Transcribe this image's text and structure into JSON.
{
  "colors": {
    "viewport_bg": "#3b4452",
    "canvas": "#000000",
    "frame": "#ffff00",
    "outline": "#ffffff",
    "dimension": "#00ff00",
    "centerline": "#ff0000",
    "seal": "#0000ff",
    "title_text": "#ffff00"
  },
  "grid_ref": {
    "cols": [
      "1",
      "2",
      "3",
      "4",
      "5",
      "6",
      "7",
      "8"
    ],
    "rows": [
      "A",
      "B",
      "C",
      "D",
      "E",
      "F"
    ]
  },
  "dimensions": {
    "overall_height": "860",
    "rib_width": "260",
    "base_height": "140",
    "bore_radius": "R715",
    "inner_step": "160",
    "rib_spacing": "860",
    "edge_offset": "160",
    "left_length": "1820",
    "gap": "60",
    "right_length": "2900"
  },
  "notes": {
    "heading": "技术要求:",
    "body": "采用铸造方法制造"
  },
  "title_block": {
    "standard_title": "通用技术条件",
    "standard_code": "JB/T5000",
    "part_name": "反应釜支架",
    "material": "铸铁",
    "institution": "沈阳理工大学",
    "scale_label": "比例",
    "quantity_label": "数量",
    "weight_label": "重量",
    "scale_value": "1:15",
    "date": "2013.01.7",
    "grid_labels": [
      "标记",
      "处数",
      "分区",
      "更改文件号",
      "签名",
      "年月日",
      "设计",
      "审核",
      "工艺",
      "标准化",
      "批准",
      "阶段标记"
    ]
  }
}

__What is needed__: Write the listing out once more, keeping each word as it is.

__Solution__:
Transcribe this image's text and structure into JSON.
{
  "colors": {
    "viewport_bg": "#3b4452",
    "canvas": "#000000",
    "frame": "#ffff00",
    "outline": "#ffffff",
    "dimension": "#00ff00",
    "centerline": "#ff0000",
    "seal": "#0000ff",
    "title_text": "#ffff00"
  },
  "grid_ref": {
    "cols": [
      "1",
      "2",
      "3",
      "4",
      "5",
      "6",
      "7",
      "8"
    ],
    "rows": [
      "A",
      "B",
      "C",
      "D",
      "E",
      "F"
    ]
  },
  "dimensions": {
    "overall_height": "860",
    "rib_width": "260",
    "base_height": "140",
    "bore_radius": "R715",
    "inner_step": "160",
    "rib_spacing": "860",
    "edge_offset": "160",
    "left_length": "1820",
    "gap": "60",
    "right_length": "2900"
  },
  "notes": {
    "heading": "技术要求:",
    "body": "采用铸造方法制造"
  },
  "title_block": {
    "standard_title": "通用技术条件",
    "standard_code": "JB/T5000",
    "part_name": "反应釜支架",
    "material": "铸铁",
    "institution": "沈阳理工大学",
    "scale_label": "比例",
    "quantity_label": "数量",
    "weight_label": "重量",
    "scale_value": "1:15",
    "date": "2013.01.7",
    "grid_labels": [
      "标记",
      "处数",
      "分区",
      "更改文件号",
      "签名",
      "年月日",
      "设计",
      "审核",
      "工艺",
      "标准化",
      "批准",
      "阶段标记"
    ]
  }
}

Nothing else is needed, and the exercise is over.